The problem is that any cavity will support not just a ground state “fundamental” frequency of a laser, but also several higher-frequency excited states. Pumping the cavity harder to boost the power of the laser inevitably tends to excite these higher-frequency states towards the lasing threshold. Higher-power lasers need larger cavities, but these support a denser spectrum of frequencies.
Nobody knew what to do about it
“If the gain only overlaps with the fundamental, then only the fundamental will lase, and people make nanolasers all the time with no problem,” says Kanté. “But if the higher-order mode comes close, you cannot distinguish between the two and they will both lase. This is a six decade-old problem: everybody knows it, and nobody knows what to do about it.”
Until now, that is. If the fundamental cavity mode were able to absorb all the energy from the gain medium, the researchers reasoned, all the higher order modes would be suppressed. The problem in a conventional laser cavity is that the ground state wavefunction is at its maximum in the centre of the cavity and falls to zero towards the edges. “In any surface emitting laser, or any cavity that we know to date…there is no lasing [at the fundamental frequency] from the edge,” explains Kanté; “If there is no lasing from the edge, you have a lot of gain available there. And because of that the second-order mode lives at the edge, and very soon the laser becomes multimode.”

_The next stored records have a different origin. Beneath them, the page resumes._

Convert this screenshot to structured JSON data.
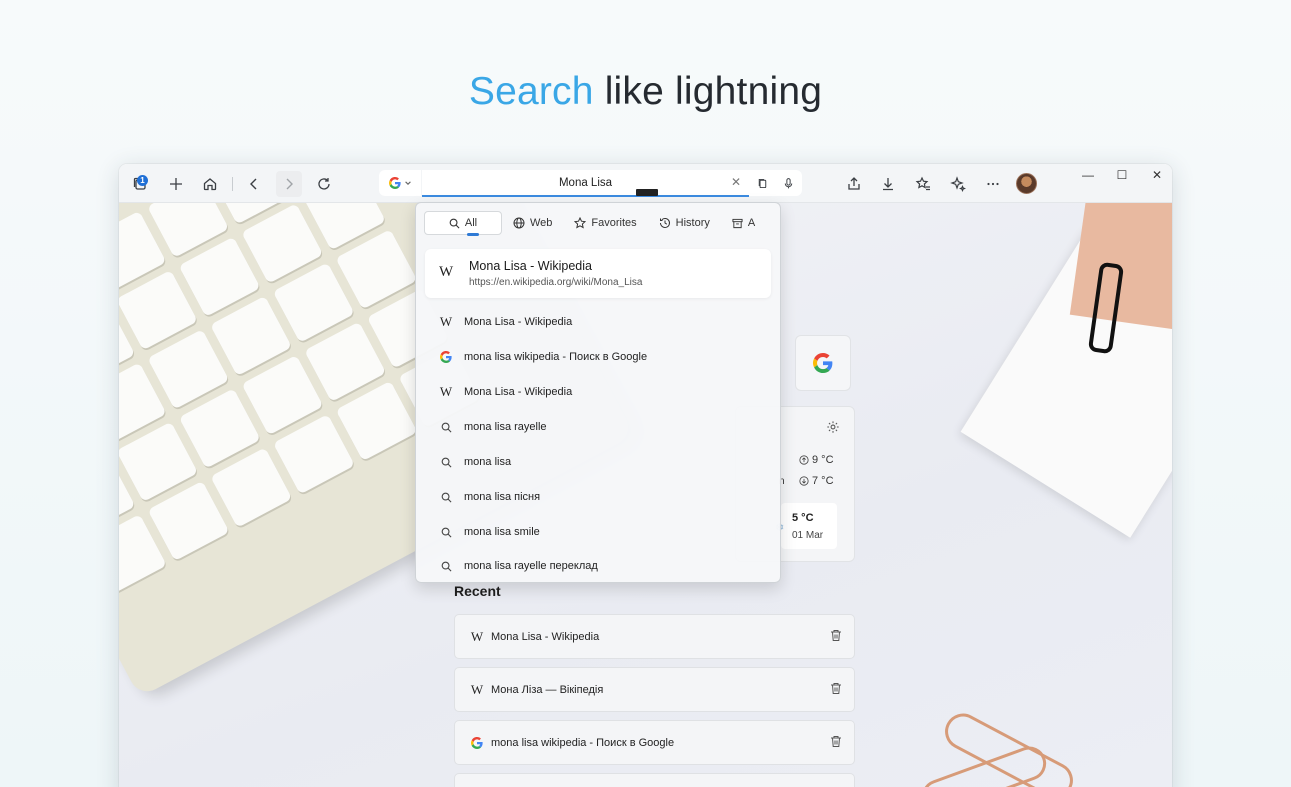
{
  "headline": {
    "accent": "Search",
    "rest": " like lightning"
  },
  "toolbar": {
    "tabs_badge": "1",
    "address_value": "Mona Lisa",
    "clear_glyph": "✕"
  },
  "dropdown": {
    "tabs": [
      {
        "label": "All",
        "icon": "search-icon"
      },
      {
        "label": "Web",
        "icon": "globe-icon"
      },
      {
        "label": "Favorites",
        "icon": "star-icon"
      },
      {
        "label": "History",
        "icon": "history-icon"
      },
      {
        "label": "A",
        "icon": "archive-icon"
      }
    ],
    "top_result": {
      "icon": "W",
      "title": "Mona Lisa - Wikipedia",
      "url": "https://en.wikipedia.org/wiki/Mona_Lisa"
    },
    "suggestions": [
      {
        "icon": "wikipedia-icon",
        "text": "Mona Lisa - Wikipedia"
      },
      {
        "icon": "google-icon",
        "text": "mona lisa wikipedia - Поиск в Google"
      },
      {
        "icon": "wikipedia-icon",
        "text": "Mona Lisa - Wikipedia"
      },
      {
        "icon": "search-icon",
        "text": "mona lisa rayelle"
      },
      {
        "icon": "search-icon",
        "text": "mona lisa"
      },
      {
        "icon": "search-icon",
        "text": "mona lisa пісня"
      },
      {
        "icon": "search-icon",
        "text": "mona lisa smile"
      },
      {
        "icon": "search-icon",
        "text": "mona lisa rayelle переклад"
      }
    ]
  },
  "weather": {
    "high": "9 °C",
    "low": "7 °C",
    "partial_label": "n",
    "forecast_temp": "5 °C",
    "forecast_date": "01 Mar"
  },
  "recent": {
    "title": "Recent",
    "items": [
      {
        "icon": "wikipedia-icon",
        "text": "Mona Lisa - Wikipedia"
      },
      {
        "icon": "wikipedia-icon",
        "text": "Мона Ліза — Вікіпедія"
      },
      {
        "icon": "google-icon",
        "text": "mona lisa wikipedia - Поиск в Google"
      }
    ]
  },
  "colors": {
    "accent": "#3aa7e6",
    "address_focus": "#3c8be0",
    "badge": "#1f6fd6"
  }
}
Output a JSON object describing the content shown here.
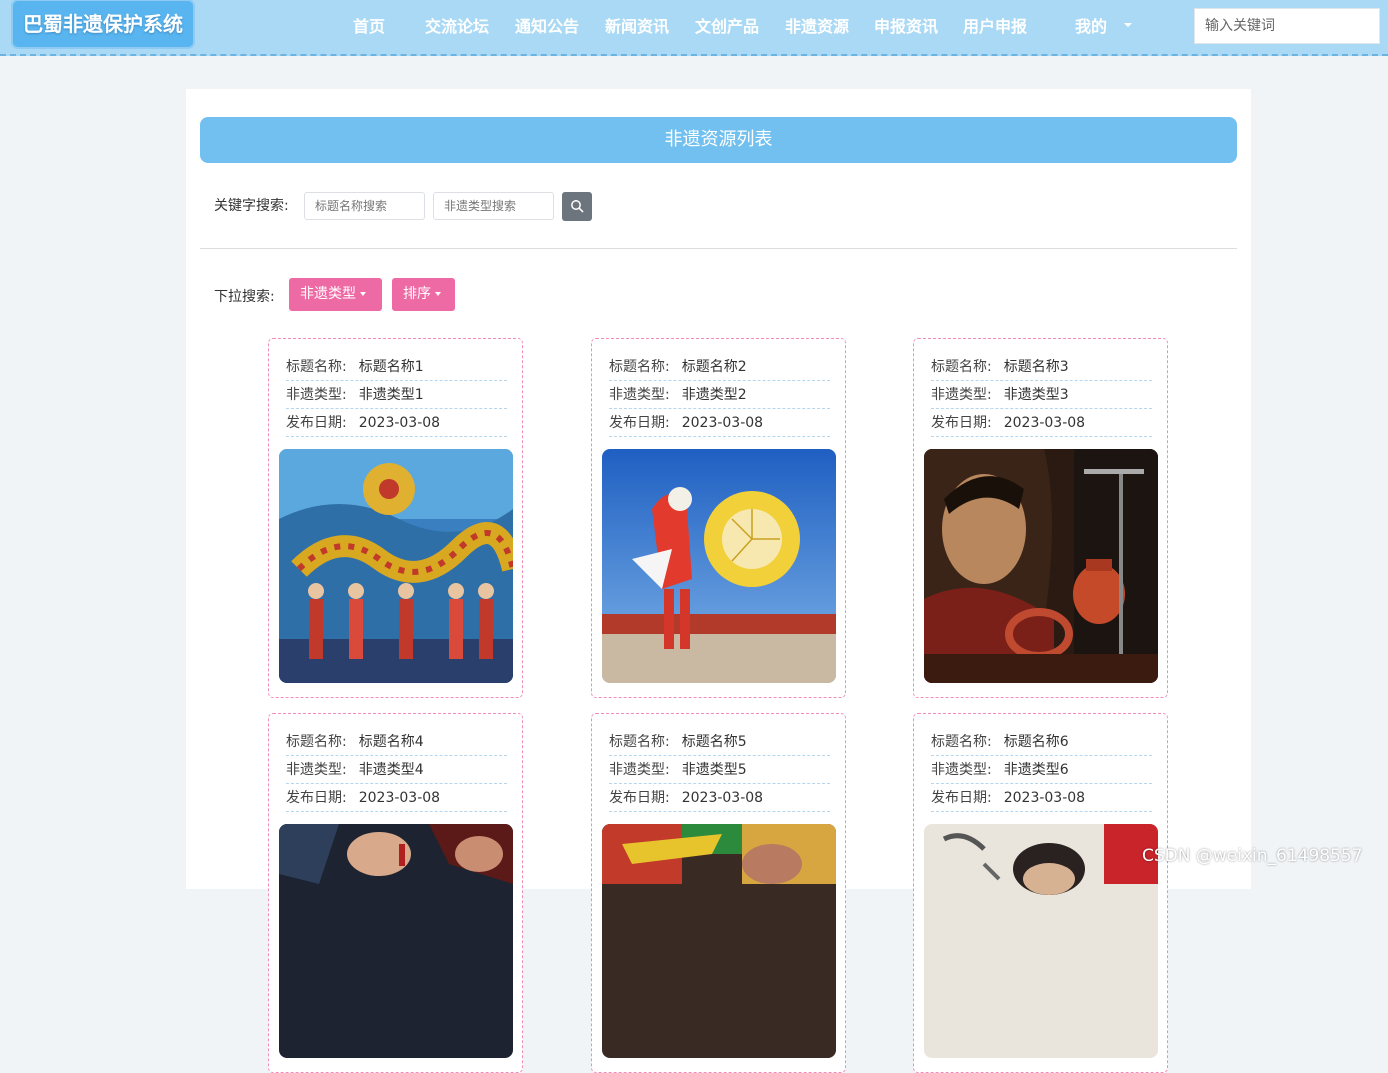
{
  "header": {
    "logo": "巴蜀非遗保护系统",
    "nav": [
      {
        "label": "首页"
      },
      {
        "label": "交流论坛"
      },
      {
        "label": "通知公告"
      },
      {
        "label": "新闻资讯"
      },
      {
        "label": "文创产品"
      },
      {
        "label": "非遗资源"
      },
      {
        "label": "申报资讯"
      },
      {
        "label": "用户申报"
      },
      {
        "label": "我的"
      }
    ],
    "search_placeholder": "输入关键词"
  },
  "main": {
    "title": "非遗资源列表",
    "keyword_label": "关键字搜索:",
    "title_search_placeholder": "标题名称搜索",
    "type_search_placeholder": "非遗类型搜索",
    "dropdown_label": "下拉搜索:",
    "type_dropdown_label": "非遗类型",
    "sort_dropdown_label": "排序",
    "field_labels": {
      "title": "标题名称:",
      "type": "非遗类型:",
      "date": "发布日期:"
    },
    "cards": [
      {
        "title": "标题名称1",
        "type": "非遗类型1",
        "date": "2023-03-08",
        "image": "dragon-dance-photo"
      },
      {
        "title": "标题名称2",
        "type": "非遗类型2",
        "date": "2023-03-08",
        "image": "folk-dance-fan-photo"
      },
      {
        "title": "标题名称3",
        "type": "非遗类型3",
        "date": "2023-03-08",
        "image": "lacquer-craftsman-photo"
      },
      {
        "title": "标题名称4",
        "type": "非遗类型4",
        "date": "2023-03-08",
        "image": "handcraft-photo"
      },
      {
        "title": "标题名称5",
        "type": "非遗类型5",
        "date": "2023-03-08",
        "image": "embroidery-photo"
      },
      {
        "title": "标题名称6",
        "type": "非遗类型6",
        "date": "2023-03-08",
        "image": "calligraphy-photo"
      }
    ]
  },
  "colors": {
    "header_bg": "#a9d9f4",
    "logo_bg": "#59b5ef",
    "title_bar_bg": "#71c0ef",
    "accent_pink": "#ee6aa4",
    "search_button": "#6c757d"
  },
  "icons": {
    "search_button": "search-icon",
    "dropdown_caret": "caret-down-icon"
  },
  "watermark": "CSDN @weixin_61498557"
}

To get around this problem, Kanté and colleagues utilized photonic crystals. These are periodic structures, which, like electronic semiconductors, have “band gaps” – frequencies at which they are opaque. Like graphene in electronics, photonic crystals generally contain Dirac cones in their band structures. At the vertex of such a cone is the Dirac point, where the band gap closes.
Hexagonal photonic crystal

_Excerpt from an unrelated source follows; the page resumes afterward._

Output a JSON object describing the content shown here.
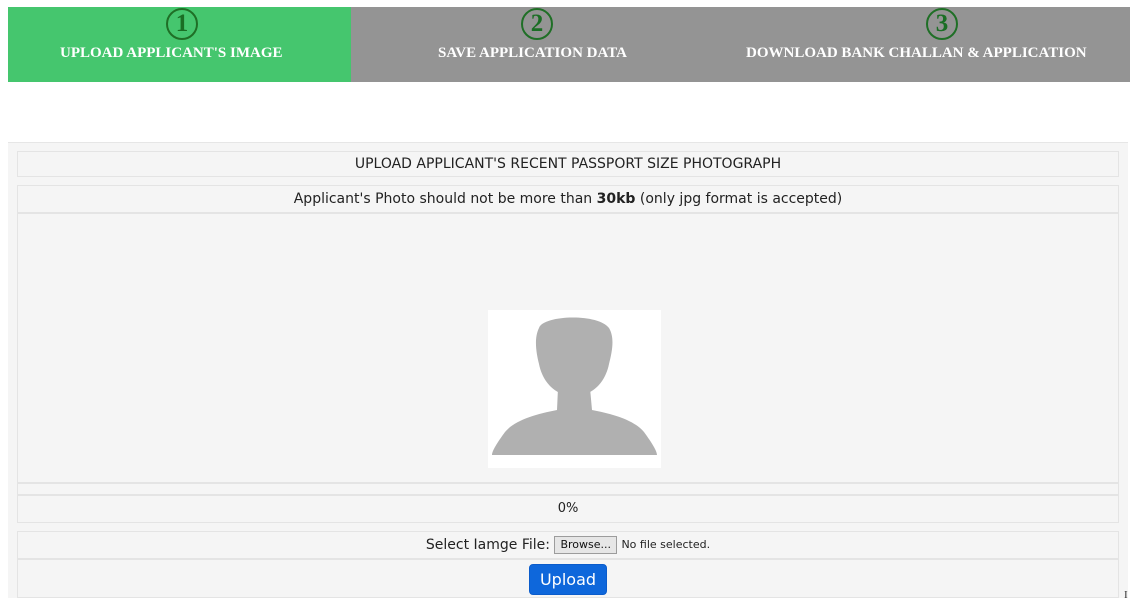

The researchers designed a laser cavity containing a hexagonal photonic crystal lattice that was open at the edges, allowing photons to leak into the space around the crystal, meaning that the wavefunction was not confined to be zero at its edge. The photonic crystal had a Dirac point at zero momentum. As momentum is proportional to wave vector, the in-plane wave vector was therefore zero. This means that the cavity did indeed support a mode that was single valued all over the lattice. Provided the cavity was pumped at the energy of this mode, no energy ever went into any other mode, no matter how large the cavity. “The photon has no in-plane momentum, so the only thing left is for it to escape vertically,” explains Kanté.
The researchers fabricated cavities comprising 19, 35 and 51 holes: “When you are not pumping at the Dirac frequency singularity you see lasing at multiple peaks,” says Kanté. “At the Dirac singularity, it never becomes multimode. The flat mode removes gain for the higher order modes.” Theoretical modelling suggests that the design should work even for cavities containing millions of holes.
Topological source emits light with high and multiple orbital angular momenta
In future, Kanté believes that the concepts developed by his team could have implications in electronics itself, and to the scalability of quantum mechanics to the macroscopic world more generally. “All the challenge in quantum science is scaling,” he says. “People are working on superconducting qubits, trapped atoms, defects in crystals…the only thing they want to do is scale. My claim is that it’s to do with the fundamental nature of the Schrödinger equation: when the system is closed, it doesn’t scale; if you want the system to scale, the system needs to have loss,” he says.
Liang Feng of the University of Pennsylvania adds, “The single-mode broad-area laser is one of the holy grails actively pursued by the semiconductor laser community, and scalability is the most critical merit”. “[Kanté’s work] demonstrates just what people are looking for, and it demonstrates exceptional scalability backed by excellent experimental results. Obviously more work needs to be done to transform this strategy, demonstrated in optically pumped lasers, into viable electrically injected diode lasers, but we can expect that this work will inspire a new generation of high-performance lasers that can benefit multiple game-changing industries like virtual and augmented reality systems, LiDARs, defence and so many others where lasers play critical roles.”
The team has dubbed its device the Berkeley Surface Emitting Laser (BerkSEL) and describe it in an unedited preview version of their paper that is currently available on the Nature website.